Inactivity due to ill health costs the UK economy £15 billion a year. And existing inequalities mean that people living in disadvantaged areas are more likely to become ill.
We know that helping people maintain an active lifestyle leads to better health, particularly among those with long-term conditions. But the failure of successive NHS strategies has proved that getting people to move more is harder than it sounds.
As partners with the National Centre for Sport and Exercise Medicine, we have helped Sheffield rise to the challenge — by pioneering a world-first new model for health services.
By moving clinical appointments out of hospitals and doctors’ surgeries and into specially designed community leisure centres, we’ve played a key role in helping thousands of people to become more active — and allowing NHS staff to work more closely together.
How the idea developed
It all started with the London 2012 Olympic Games. As part of the tournament’s legacy, the government set up the National Centre for Sport and Exercise Medicine (NCSEM), with one of its three hubs located in Sheffield.
Its aim was to improve health and wellbeing services by bringing together people from different sectors, including council bodies, NHS trusts and academics — including us here at the Advanced Wellbeing Research Centre.
At the same time, local NHS managers were reviewing how they provide their musculoskeletal services. Through the new centre, we were brought in to discuss how they might deliver services differently. After consulting patients we found many wanted to be supported to be more mobile and active, rather than having an operation.
At the same time, we found that physiotherapists were often working on their own in GP surgeries. They didn't have the opportunity to speak to other colleagues and share ideas for treatment.
We thought about how to tackle both challenges — helping people stay active, and enabling more collaboration between clinicians. Our answer was to move hospital and GP appointments into the community. And that’s how we came up with Move More centres.
So what is a Move More centre?
Through the NCSEM, we have created three Move More centres in Sheffield, all based in leisure centres which were already embedded in the communities they serve.
Walk into one and at first glance it looks like a regular leisure centre, with a gym, swimming pool and a cafe. But look closer and you’ll see crutches, wheelchairs and other signs of limited mobility.
That’s because it’s also used as an NHS waiting room for appointments for people with long-term conditions such as musculoskeletal problems or diabetes, and for those recovering from neurological events like strokes.

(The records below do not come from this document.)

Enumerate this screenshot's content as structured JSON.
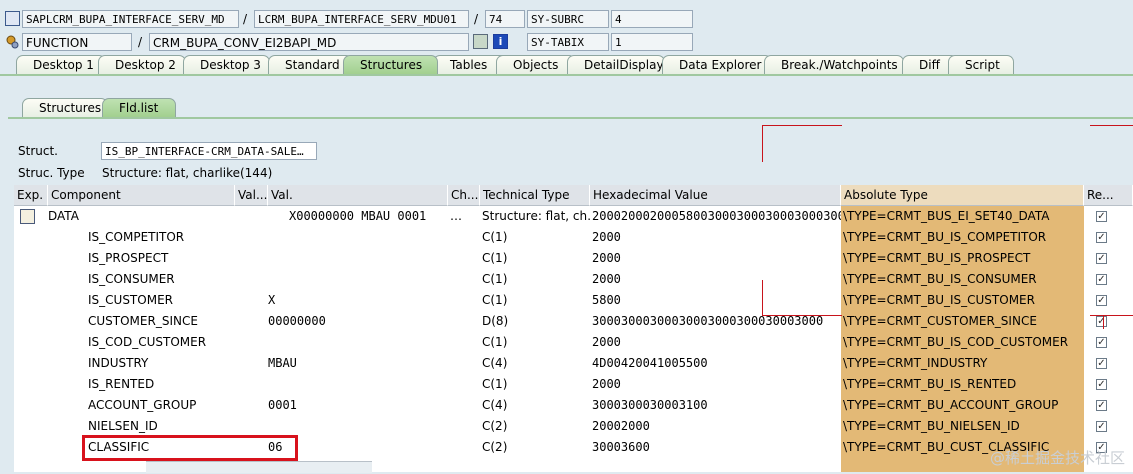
{
  "header": {
    "program": "SAPLCRM_BUPA_INTERFACE_SERV_MD",
    "include": "LCRM_BUPA_INTERFACE_SERV_MDU01",
    "line": "74",
    "sysvar1_name": "SY-SUBRC",
    "sysvar1_value": "4",
    "event_type": "FUNCTION",
    "event_name": "CRM_BUPA_CONV_EI2BAPI_MD",
    "sysvar2_name": "SY-TABIX",
    "sysvar2_value": "1"
  },
  "tabs": [
    "Desktop 1",
    "Desktop 2",
    "Desktop 3",
    "Standard",
    "Structures",
    "Tables",
    "Objects",
    "DetailDisplay",
    "Data Explorer",
    "Break./Watchpoints",
    "Diff",
    "Script"
  ],
  "active_tab": "Structures",
  "subtabs": [
    "Structures",
    "Fld.list"
  ],
  "active_subtab": "Fld.list",
  "struct_label": "Struct.",
  "struct_value": "IS_BP_INTERFACE-CRM_DATA-SALE…",
  "struc_type_label": "Struc. Type",
  "struc_type_value": "Structure: flat, charlike(144)",
  "grid": {
    "columns": [
      "Exp.",
      "Component",
      "Val...",
      "Val.",
      "Ch...",
      "Technical Type",
      "Hexadecimal Value",
      "Absolute Type",
      "Re..."
    ],
    "rows": [
      {
        "exp": "table-icon",
        "component": "DATA",
        "val_short": "",
        "val": "X00000000 MBAU 0001",
        "ch": "…",
        "tech": "Structure: flat, ch…",
        "hex": "200020002000580030003000300030003000…",
        "abs": "\\TYPE=CRMT_BUS_EI_SET40_DATA",
        "re": true
      },
      {
        "exp": "",
        "component": "IS_COMPETITOR",
        "val_short": "",
        "val": "",
        "ch": "",
        "tech": "C(1)",
        "hex": "2000",
        "abs": "\\TYPE=CRMT_BU_IS_COMPETITOR",
        "re": true
      },
      {
        "exp": "",
        "component": "IS_PROSPECT",
        "val_short": "",
        "val": "",
        "ch": "",
        "tech": "C(1)",
        "hex": "2000",
        "abs": "\\TYPE=CRMT_BU_IS_PROSPECT",
        "re": true
      },
      {
        "exp": "",
        "component": "IS_CONSUMER",
        "val_short": "",
        "val": "",
        "ch": "",
        "tech": "C(1)",
        "hex": "2000",
        "abs": "\\TYPE=CRMT_BU_IS_CONSUMER",
        "re": true
      },
      {
        "exp": "",
        "component": "IS_CUSTOMER",
        "val_short": "",
        "val": "X",
        "ch": "",
        "tech": "C(1)",
        "hex": "5800",
        "abs": "\\TYPE=CRMT_BU_IS_CUSTOMER",
        "re": true
      },
      {
        "exp": "",
        "component": "CUSTOMER_SINCE",
        "val_short": "",
        "val": "00000000",
        "ch": "",
        "tech": "D(8)",
        "hex": "30003000300030003000300030003000",
        "abs": "\\TYPE=CRMT_CUSTOMER_SINCE",
        "re": true
      },
      {
        "exp": "",
        "component": "IS_COD_CUSTOMER",
        "val_short": "",
        "val": "",
        "ch": "",
        "tech": "C(1)",
        "hex": "2000",
        "abs": "\\TYPE=CRMT_BU_IS_COD_CUSTOMER",
        "re": true
      },
      {
        "exp": "",
        "component": "INDUSTRY",
        "val_short": "",
        "val": "MBAU",
        "ch": "",
        "tech": "C(4)",
        "hex": "4D00420041005500",
        "abs": "\\TYPE=CRMT_INDUSTRY",
        "re": true
      },
      {
        "exp": "",
        "component": "IS_RENTED",
        "val_short": "",
        "val": "",
        "ch": "",
        "tech": "C(1)",
        "hex": "2000",
        "abs": "\\TYPE=CRMT_BU_IS_RENTED",
        "re": true
      },
      {
        "exp": "",
        "component": "ACCOUNT_GROUP",
        "val_short": "",
        "val": "0001",
        "ch": "",
        "tech": "C(4)",
        "hex": "3000300030003100",
        "abs": "\\TYPE=CRMT_BU_ACCOUNT_GROUP",
        "re": true
      },
      {
        "exp": "",
        "component": "NIELSEN_ID",
        "val_short": "",
        "val": "",
        "ch": "",
        "tech": "C(2)",
        "hex": "20002000",
        "abs": "\\TYPE=CRMT_BU_NIELSEN_ID",
        "re": true
      },
      {
        "exp": "",
        "component": "CLASSIFIC",
        "val_short": "",
        "val": "06",
        "ch": "",
        "tech": "C(2)",
        "hex": "30003600",
        "abs": "\\TYPE=CRMT_BU_CUST_CLASSIFIC",
        "re": true
      }
    ]
  },
  "watermark": "@稀土掘金技术社区",
  "colors": {
    "accent_tab": "#a2d08f",
    "abs_column": "#e3b976",
    "highlight": "#d8121c"
  }
}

Once called up, patients are taken to one of 20 large clinical rooms and assessed. They are often put on a 12-week supported programme of physical activity. Often, you’ll see physiotherapists taking their patient straight into the gym next door to get them started.